Nightmares don't end quickly
Victims of awful events need time to heal, despite our wishful thinking.
IF THERE'S one word that's overused after particularly horrendous events, it's "resiliency."
Without fail, after every awful, life-altering event - 9/11, the Newtown, Conn., school shootings, the Boston Marathon bombings - we waste no time throwing the feel-good word around.
We need a happy ending - fast.
So we tell ourselves that everything will be OK, that this too shall pass, because this city - Boston Strong! - this community - We are Newtown! - this child, is resilient.
No one is as resilient as a child, we tell ourselves.
I was still thinking about the 11-year-old I wrote about Tuesday, who watched his mother executed on a Philadelphia street, when the missing Cleveland women were found Monday night.
How does a kid come back from that, I wondered? How do any of the children in Philadelphia or Cleveland or Anywhere, USA, really rebound from such steady diets of trauma?
I know, I know. Kids are resilient. But I think that's wishful thinking, because who wants to think that trauma can irreparably break someone? Or that resiliency isn't the limitless magical salve so many of us would like to think it is?
I think trauma of the sort we've been reading about is irreparable. The best a victim can do is adjust and cope the best that he or she can.
When the three Cleveland women were rescued Monday night after a nightmarish decade of captivity, it didn't take long for people to celebrate.
"The nightmare is over," an FBI agent declared.
"It's a miracle," everyone agreed.
And it was a miracle. Except I think the real miracle about these courageous women, or the brave 11-year-old or any number of people who survive unimaginable trauma, is that against all odds, they don't just curl up and give up.
They survive, and sometimes thrive. They adjust.
Just look at Elizabeth Smart, of Utah, who was kidnapped at knifepoint as a teenager and held captive for nine months by a street preacher. After her own miraculous escape, she started a foundation to protect and educate children about violent and sexual crimes.

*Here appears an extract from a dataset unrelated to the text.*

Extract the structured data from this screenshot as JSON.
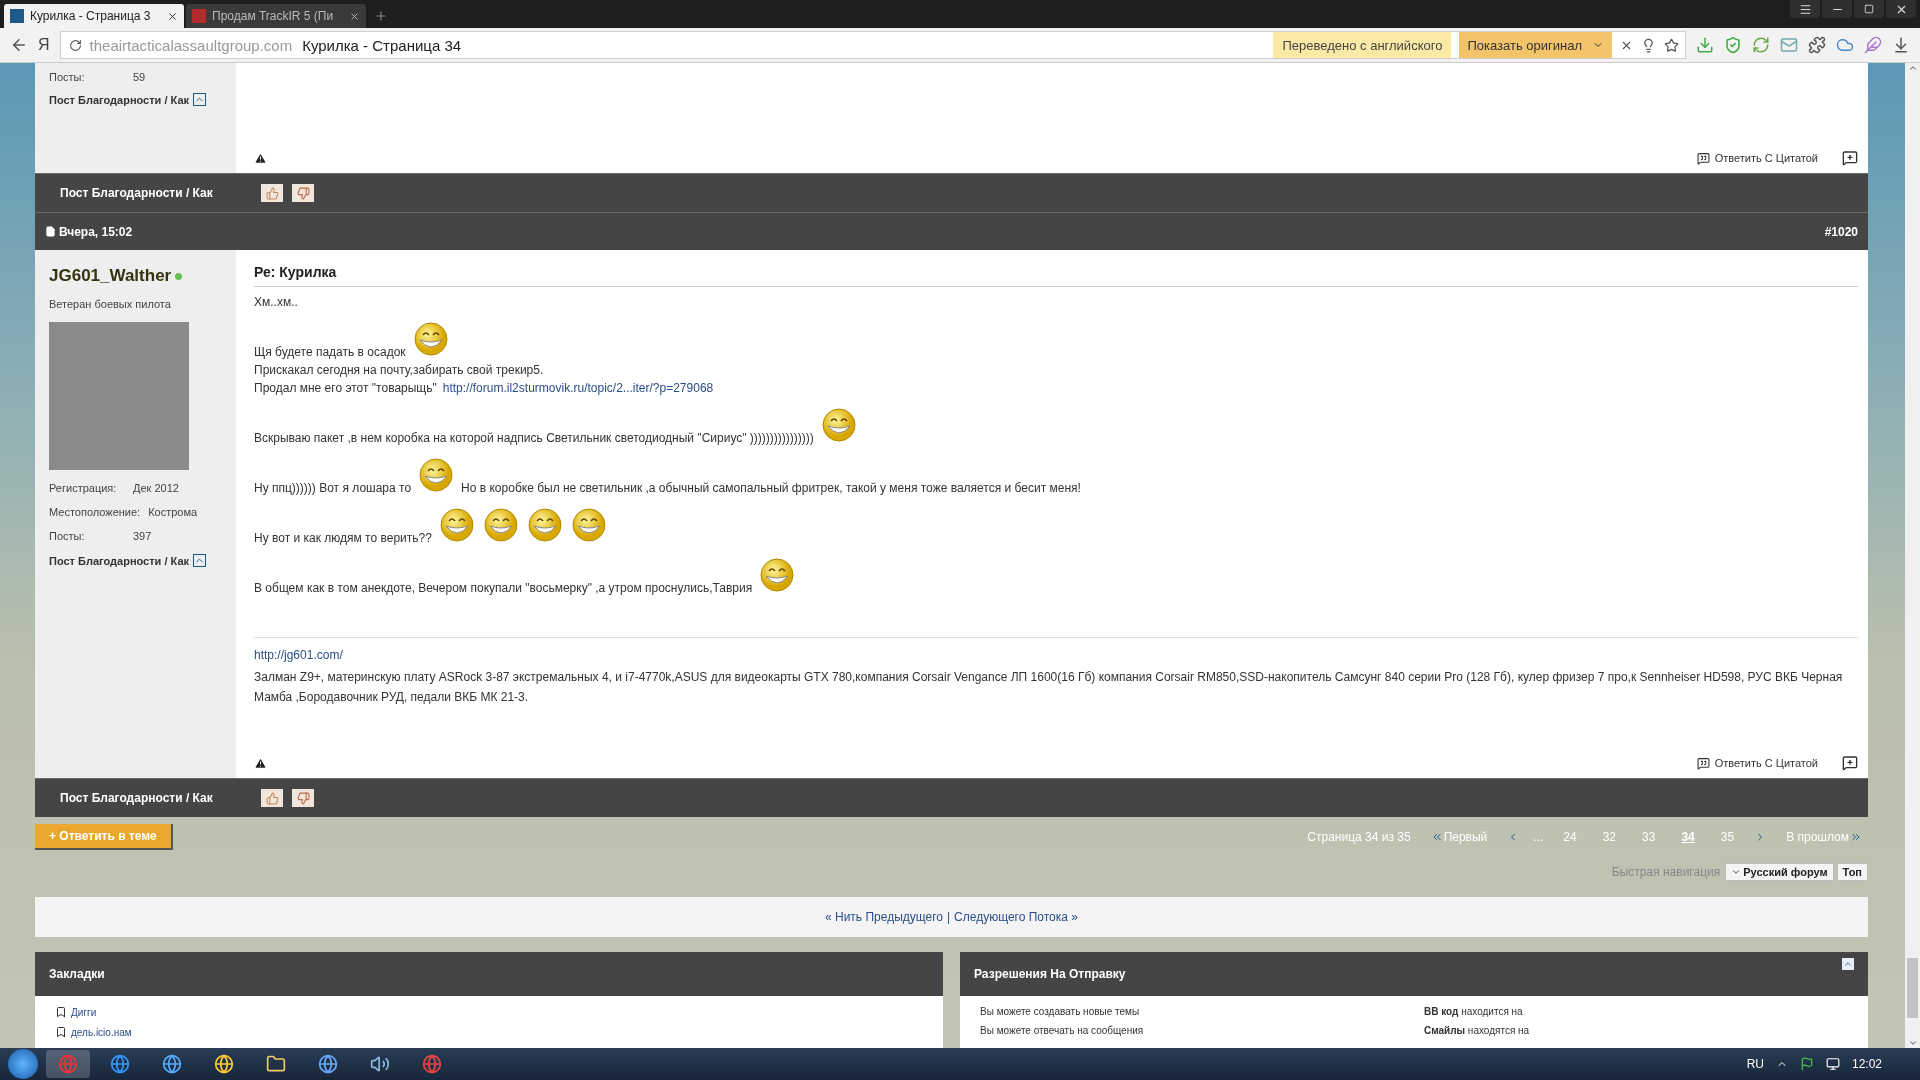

Or consider Jaycee Dugard, who was kidnapped and held captive in South Lake Tahoe for 18 years.
"The human spirit is incredibly resilient," she said in a statement about the Cleveland women.
But both she and Smart also emphasized something else - recovery wouldn't be easy or fast. "They need time," Smart told reporters.
And time is the reality of resiliency, said Donna Fiedler, a professor of social work at La Salle University.
Fiedler, who studies and treats emotional trauma, said there's an explanation for our clinging to the notion of resiliency after traumatic events.
"We don't want to feel the pain ourselves," she said. It's easier to assign a unrealistic power to resiliency because we need to think that as bad as something is, it's not insurmountable: It's OK. The little boy survived. The women are free. It's a miracle. We can move on.
In reality, true miracles, like resiliency, take time, and work. It's a process, Fiedler said, of family support and counseling and even setbacks.
And all of that happens long after the reporters have gone home and the story has faded from the headlines.
Yesterday, the sister of one of the Cleveland victims was surrounded by a scrum of media while she delivered a statement.
"I want to thank the public and the media for their support and their encouragement over the years," said Beth Serrano, Amanda Berry's sister. "At this time, our family would request privacy so my sister and niece and I can have time to recover."
Time to work toward her happy ending.